===== AVAILABLE RECORDS

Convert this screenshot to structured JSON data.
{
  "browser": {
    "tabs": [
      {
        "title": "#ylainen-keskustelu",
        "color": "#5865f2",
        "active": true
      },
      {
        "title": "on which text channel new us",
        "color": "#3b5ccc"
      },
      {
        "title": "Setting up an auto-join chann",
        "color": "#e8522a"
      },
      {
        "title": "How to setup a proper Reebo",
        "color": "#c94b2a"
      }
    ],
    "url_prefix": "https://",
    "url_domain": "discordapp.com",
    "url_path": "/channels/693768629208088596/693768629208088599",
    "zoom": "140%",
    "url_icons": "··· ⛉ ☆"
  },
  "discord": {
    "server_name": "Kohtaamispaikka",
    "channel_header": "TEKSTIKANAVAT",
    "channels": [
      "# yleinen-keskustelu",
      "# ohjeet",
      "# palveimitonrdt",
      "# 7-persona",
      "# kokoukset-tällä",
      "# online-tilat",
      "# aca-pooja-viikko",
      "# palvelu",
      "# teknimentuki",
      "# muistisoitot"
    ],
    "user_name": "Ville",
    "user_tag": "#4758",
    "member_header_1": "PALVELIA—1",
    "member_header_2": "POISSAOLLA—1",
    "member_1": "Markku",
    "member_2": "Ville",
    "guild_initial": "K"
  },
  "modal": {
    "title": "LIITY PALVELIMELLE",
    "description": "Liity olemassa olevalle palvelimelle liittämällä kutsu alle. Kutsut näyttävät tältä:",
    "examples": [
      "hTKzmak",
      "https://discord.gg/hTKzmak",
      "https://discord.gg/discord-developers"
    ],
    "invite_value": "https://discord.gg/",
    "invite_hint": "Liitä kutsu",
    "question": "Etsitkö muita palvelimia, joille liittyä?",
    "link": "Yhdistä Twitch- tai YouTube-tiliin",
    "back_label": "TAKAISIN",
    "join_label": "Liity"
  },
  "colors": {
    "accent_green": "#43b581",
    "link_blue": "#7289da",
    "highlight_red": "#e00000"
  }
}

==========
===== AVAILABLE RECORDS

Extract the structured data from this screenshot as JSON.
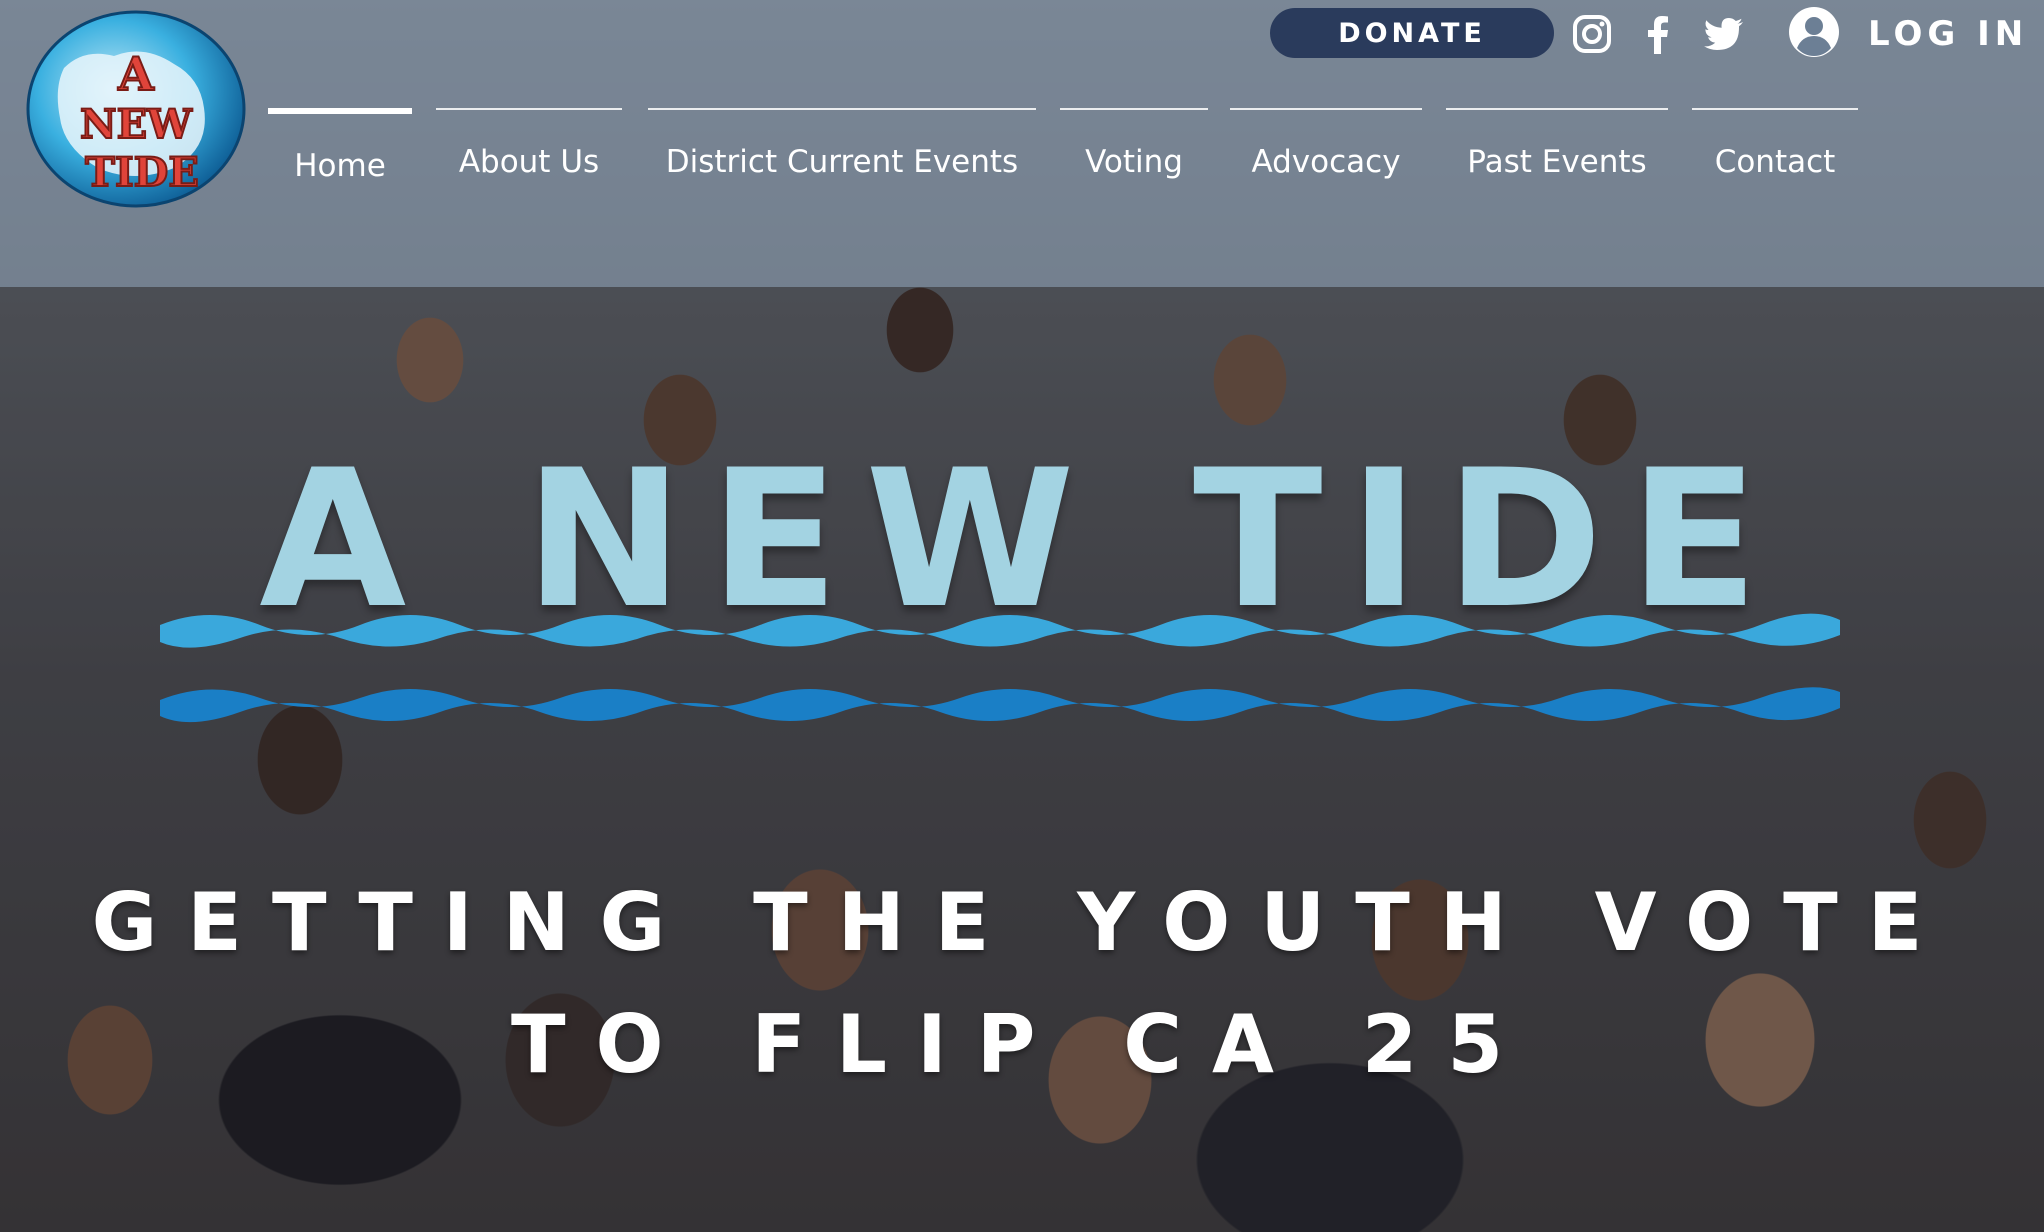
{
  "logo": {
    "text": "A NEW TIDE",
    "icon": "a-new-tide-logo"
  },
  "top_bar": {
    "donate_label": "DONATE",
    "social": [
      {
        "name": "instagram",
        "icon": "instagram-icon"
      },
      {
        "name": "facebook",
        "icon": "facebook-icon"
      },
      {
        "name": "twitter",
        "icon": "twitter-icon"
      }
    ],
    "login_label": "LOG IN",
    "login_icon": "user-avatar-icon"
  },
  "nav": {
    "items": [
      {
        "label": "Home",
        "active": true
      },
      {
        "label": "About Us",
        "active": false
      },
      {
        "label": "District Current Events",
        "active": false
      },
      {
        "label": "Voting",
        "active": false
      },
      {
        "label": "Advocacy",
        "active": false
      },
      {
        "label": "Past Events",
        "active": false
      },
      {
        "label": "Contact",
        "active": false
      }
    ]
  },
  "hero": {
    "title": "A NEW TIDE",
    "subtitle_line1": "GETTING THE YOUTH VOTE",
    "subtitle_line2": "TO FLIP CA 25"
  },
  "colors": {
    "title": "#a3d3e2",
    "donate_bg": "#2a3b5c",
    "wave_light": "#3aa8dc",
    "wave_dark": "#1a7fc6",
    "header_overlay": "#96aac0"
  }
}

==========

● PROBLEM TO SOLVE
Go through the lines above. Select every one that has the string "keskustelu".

● SOLUTION TO THIS EXERCISE
        "title": "#ylainen-keskustelu",
      "# yleinen-keskustelu",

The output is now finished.